What this leads to is the need for seven man protection as this is a deep drop that requires a lot of time in the pocket. It also leads to a ‘throw deep or run’ scheme which doesn’t benefit Perry at all. Perry isn’t Malik Rosier, he’s a strong armed pocket quarterback that can look off safeties and read a defense- it’s time to scheme around that or at least scheme for him.

The R4 Scheme

The R4 was created by quarterback guru and former Central Florida Knights passer Darin Slack (Twitter) and Jenks (Oklahoma) High School offensive coordinator Dub Maddox (Twitter). Slack now runs the NFA Quarterback Academy which has camps and clinics all over the world to teach this R4 system. Maddox wrote this article that was sent to me and I read once a week to stay grounded. The R4 system has rhythm, read, and rush routes built into their scheme.

Rhythm routes happen on the last step of the quarterback’s drop (Helmet 37). In the R4, the longest pass drop for a quarterback in the shotgun takes 2.6 seconds (Adapt 25-28) as part of the read concept.

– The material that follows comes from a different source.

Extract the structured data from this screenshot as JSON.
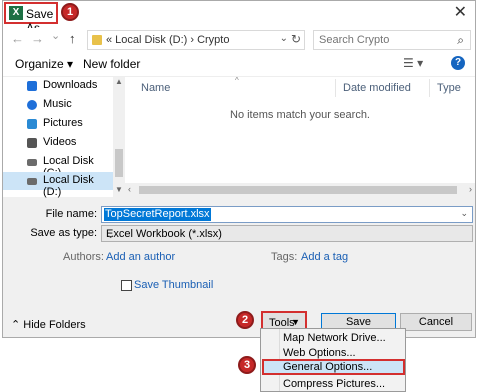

The read routes take longer to develop as the receiver decelerates and breaks in or out on the field. The QB will hitch in their drop to give a receiver running a speed out or dig time to break in or out and find empty space (Helmet 39). These also include drags, curls, and comebacks where the receiver would be reading an option in the coverage.

The Rush routes are throws the QB can make if they feels immediate pressure. These are slants, hitches, shallow crosses and bubbles. They’re the “hot” route we hear about so often on broadcasts (Helmet 41-42). A running back swing constitutes a bubble.

As you can see in my image above, Slack and Maddox of the R4 system would have used a play design more like the one above. It gives Perry or Rosier (Perry, por favor) two rhythm routes, a read route (which is open once the blitzer comes) and a rush route (which gives him that hot read). Now Perry can throw a nice, easy, catchable ball and route versus three “go routes” which cause a chuck it or run it QB mentality.

WWDD? What Would Dottavio Do?

Besides consume 50 beers to survive another Miami loss to Virginia (Al Golden is sweating profusely somewhere while taking a shot); the image above is the method I use for my play calling. It’s mostly the Air Raid mentality of finding space and beating any coverage or defensive back technique.

The outside receivers run option routes. The route is a vertical press, but if they have soft coverage they will run comebacks. The comeback HAS to be ran at the top of the screen to keep the cornerback away from the one step slant route that the slot runs. On the bottom of the screen he could run a hitch, but in spacing rules, if that outside linebacker hard drops into a curl-flat he could break into the window.

The running back swings to replace the dig route. Any crossing route should have a running back swing to that side, or the Tight End replace him on some sort of arrow or flat route. Think about this- who in that image above can cover the running back with regards to that defensive alignment?


Mark Richt and N’Kosi Perry (or God willing, Rosier) need to learn how to give their quarterback rhythm, read and rush on every passing concept in order to keep the quarterback from having to throw deep on every play or take off running. That’s not a smart offense, that’s what your little cousin does in Madden hoping to catch a jump ball on 4th and 22.